Mercola argued that the differences arose because his team studied a mouse model of more chronic heart failure, while the Nature Cell Biology research involved mice with more acute heart problems.
Mercola and his colleagues zeroed in on miR-25 following a screen of 875 miRNAs. The researchers knew that SERCA2a levels drop during human heart failure, causing abnormalities in how calcium travels within heart muscle cells. They suspected that miRNA might play a role in repressing the pump. Throughout the body, miRNAs regulate gene expression by binding to mRNAs and either causing them to be destroyed or preventing their translation into proteins.
The researchers fused nucleotides encoding SERCA2a to nucleotides encoding green fluorescent protein, transfected the sensor into human embryonic kidney cells, and systematically added miRNAs. They saw a strong decrease in the reporter’s fluorescence in the presence of miR-25, indicating that it was binding SERCA2a mRNA and repressing it.
The researchers then tested miR-25 levels in the cells of humans with severe heart failure, finding that it was upregulated.
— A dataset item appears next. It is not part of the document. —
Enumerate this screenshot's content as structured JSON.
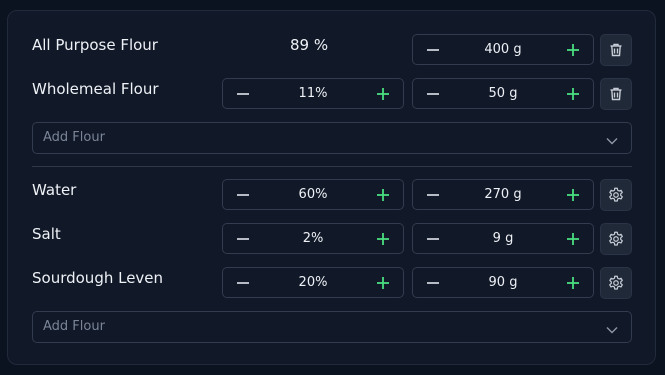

When the researchers raised the levels of miR-25 in live mice by genetically inserting extra copies, they found that SERCA2a levels decreased in their heart muscles and that heart function declined. The researchers next suppressed miR-25 in mice using an anti-miR, finding that SERCA2a levels rose.
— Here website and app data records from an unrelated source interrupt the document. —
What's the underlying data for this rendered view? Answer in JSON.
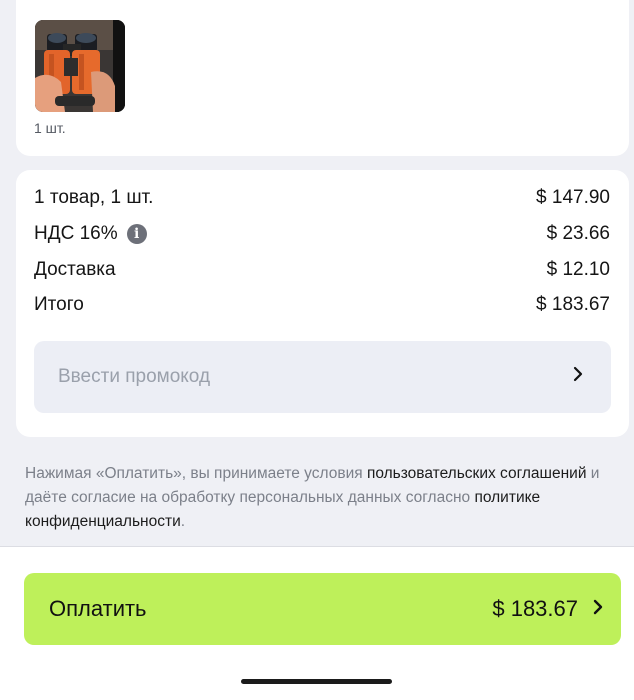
{
  "product": {
    "image_icon": "binoculars-photo",
    "quantity": "1 шт."
  },
  "summary": {
    "items_label": "1 товар, 1 шт.",
    "items_value": "$ 147.90",
    "vat_label": "НДС 16%",
    "vat_info_icon": "info-icon",
    "vat_value": "$ 23.66",
    "delivery_label": "Доставка",
    "delivery_value": "$ 12.10",
    "total_label": "Итого",
    "total_value": "$ 183.67"
  },
  "promo": {
    "placeholder": "Ввести промокод",
    "chevron_icon": "chevron-right-icon"
  },
  "legal": {
    "part1": "Нажимая «Оплатить», вы принимаете условия ",
    "link1": "пользовательских соглашений",
    "part2": " и даёте согласие на обработку персональных данных согласно ",
    "link2": "политике конфиденциальности",
    "part3": "."
  },
  "pay": {
    "label": "Оплатить",
    "amount": "$ 183.67",
    "chevron_icon": "chevron-right-icon"
  },
  "colors": {
    "pay_button": "#bef05a",
    "background": "#eff0f5",
    "card": "#ffffff",
    "promo_field": "#eceef5"
  }
}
Finally, the researchers experimentally induced heart failure in mice by constricting the aorta. When they injected their anti-miR into the mice with heart failure, the animals showed improved cardiac function compared to mice with heart failure that did not receive the treatment. “It halted progression [of heart failure], and we even saw an improvement,” said Mercola.
Leon de Windt, a molecular biologist at Maastricht University in the Netherlands, questioned the team’s conclusions. De Windt led the group behind last year’s Nature Cell Biology paper that arrived at seemingly opposite results. He pointed to several additional papers, aside from his own, which found that miR-25 is downregulated in heart failure. Further, de Windt said that after Mercola’s team performed the surgery to induce heart failure in the new study, mouse heart function did not decrease enough to be comparable to the functional defects associated with human heart failure.
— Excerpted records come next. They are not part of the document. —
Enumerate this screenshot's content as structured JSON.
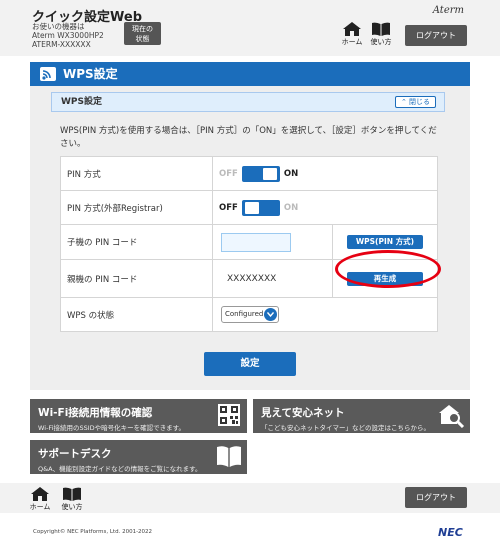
{
  "header": {
    "app_title": "クイック設定Web",
    "device_label": "お使いの機器は",
    "device_model": "Aterm WX3000HP2",
    "device_name": "ATERM-XXXXXX",
    "status_button": [
      "現在の",
      "状態"
    ],
    "brand": "Aterm",
    "home_label": "ホーム",
    "howto_label": "使い方",
    "logout_label": "ログアウト"
  },
  "panel": {
    "title": "WPS設定",
    "section_title": "WPS設定",
    "close_label": "閉じる",
    "description": "WPS(PIN 方式)を使用する場合は、［PIN 方式］の「ON」を選択して、［設定］ボタンを押してください。"
  },
  "table": {
    "rows": [
      {
        "label": "PIN 方式",
        "off": "OFF",
        "on": "ON",
        "state": "ON"
      },
      {
        "label": "PIN 方式(外部Registrar)",
        "off": "OFF",
        "on": "ON",
        "state": "OFF"
      },
      {
        "label": "子機の PIN コード",
        "input_value": "",
        "button": "WPS(PIN 方式)"
      },
      {
        "label": "親機の PIN コード",
        "value": "XXXXXXXX",
        "button": "再生成"
      },
      {
        "label": "WPS の状態",
        "select_value": "Configured"
      }
    ]
  },
  "set_button": "設定",
  "tiles": [
    {
      "title": "Wi-Fi接続用情報の確認",
      "subtitle": "Wi-Fi接続用のSSIDや暗号化キーを確認できます。",
      "icon": "qr-code-icon"
    },
    {
      "title": "見えて安心ネット",
      "subtitle": "「こども安心ネットタイマー」などの設定はこちらから。",
      "icon": "house-search-icon"
    },
    {
      "title": "サポートデスク",
      "subtitle": "Q&A、機能別設定ガイドなどの情報をご覧になれます。",
      "icon": "book-icon"
    }
  ],
  "footer": {
    "home_label": "ホーム",
    "howto_label": "使い方",
    "logout_label": "ログアウト",
    "copyright": "Copyright© NEC Platforms, Ltd. 2001-2022",
    "logo": "NEC"
  },
  "colors": {
    "accent": "#1b6dbb",
    "highlight": "#e60012",
    "tile": "#5a5a5a"
  }
}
“Their model is formally not even in heart failure, while the animal models (plural) we used in our study clearly are in heart failure and we saw exactly the opposite,” he wrote in an e-mail.
Dimmeler, de Windt’s coauthor on the Nature Cell Biology paper, suggested another explanation for the discrepancies: it could be that Mercola’s team used a slightly different method to silence miR-25 than was used in the contradictory paper. She noted that her own lab recently found that blocking both miR-92a and miR-25 with a single anti-miR improved heart function in pigs, suggesting that, in this model system, decreased miR-25 did not have a negative effect.
De Windt is now attempting to better understand Mercola’s results by genetically knocking out miR-25 in mice and observing its effects, and by studying the differences between the methods used to suppress miR-25 in the two studies.
Mercola, meanwhile, plans next to repress miR-25 in other animal models of induced heart failure. This will help determine whether the therapy might be viable in humans, he said.
“Our present work shows a potential RNA therapeutic,” Mercola said. “So the logical next step is to address the pharmacological and pharmaceutical issues of how to make a drug out of anti-miR-25.”
C. Wahlquist et al., “Inhibition of miR-25 improves cardiac contractility in the failing heart,” Nature, doi:10.1038/nature13073, 2014.